Many of the concerns are handled within the clinic, without needing to go further along to the patient advocate office. Those that do receive Ms. Andersen's attention are worked through as quickly as possible. Clear communication and responsiveness are key, Ms. Myers said.
Master Sgt. Charise Charris, flight chief of bioenvironmental engineering, experienced the hospital's level of care when her 18-year-old son was admitted in early August with severe pain.
"They took excellent care of him," Sergeant Charris said. "The quality of care was just amazing."
Her son ultimately required surgery and a weeklong stay.
"I knew coming here that this was a quality facility -- I have served under Colonel Higgins' leadership before -- however, coming here and experiencing it from the patient care side, being the recipient of that with respect to my family members, it just blew me away," Sergeant Charris said.
While her son is an adult and information about his condition was kept within the restrictions of HIPAA (Health Insurance Portability and Accountability Act) rules, Sergeant Charris and her husband were always given the opportunity to ask questions, she said.
"They made sure that we knew as parents that they were just as invested in how we were doing as they were how our son was doing," she said.
Particularly impressive to her was the pharmacist coming to her son's bedside to explain his medications to him. Upon discharge, he was able to go straight home.
"You don't see that everywhere. I was very impressed," she said.
"If I had to have a family member who was sick, there's no place I'd rather be seen than Wright-Patt," she finished.
Maj. (Dr.) Doug Byerly, staff radiologist and patient advocate for radiology, said he previously came from Wilford Hall Medical Center at Lackland AFB and finds it easier for himself and his family to be seen at Wright-Patt Medical Center, with details attended to and improved accessibility.
"That's coming from Wilford Hall, which is supposed to be the flagship of Air Force medical care. It's amazing the difference in the level of care we get here," he said.
He doesn't often interact directly with patients, but encourages those who do to realize that almost every patient coming to the medical center is going to get some sort of imaging study.
"It's very important the way they interact with the patients because that's the way we're going to be perceived as a department," Dr. Byerly said. "When we get positive feedback like this, it makes me proud of all the Airmen who work for me. They've taken that to heart and incorporated that into how they interact with the patient."
It's definitely a total force effort to meet the needs of patients, Colonel Higgins said. "Our goal is 100 percent (patient satisfaction)."

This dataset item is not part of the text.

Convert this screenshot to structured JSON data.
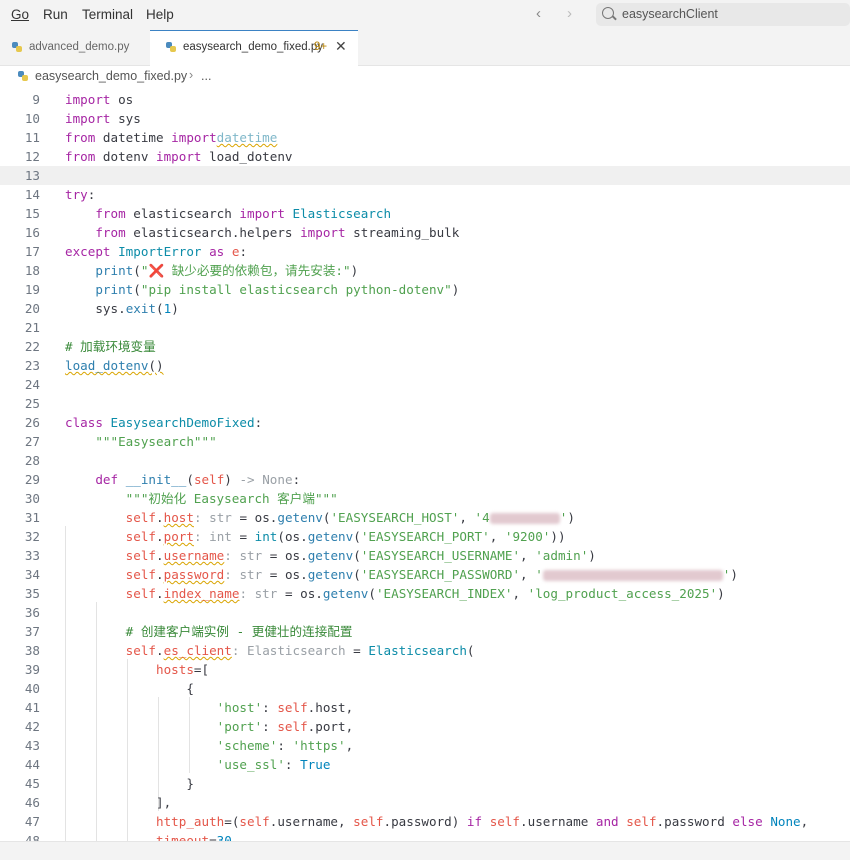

Ms. Andersen said the organization is constantly listening to what patients are saying. "If something isn't working the way that it should be, come in and tell us. We can't do something that we don't know anything about. Also, if you haven't used our services in a long time because you might have had an experience before that wasn't what you expected, give us another try. Come back and let us try to fix it for you."
She also offered that the medical center may not have exactly what the patient desires but that there are always options to explore.
Sergeant Charris said, "Conversely, it's just as important when something good happens they bring that feedback as well so that we know what to keep up."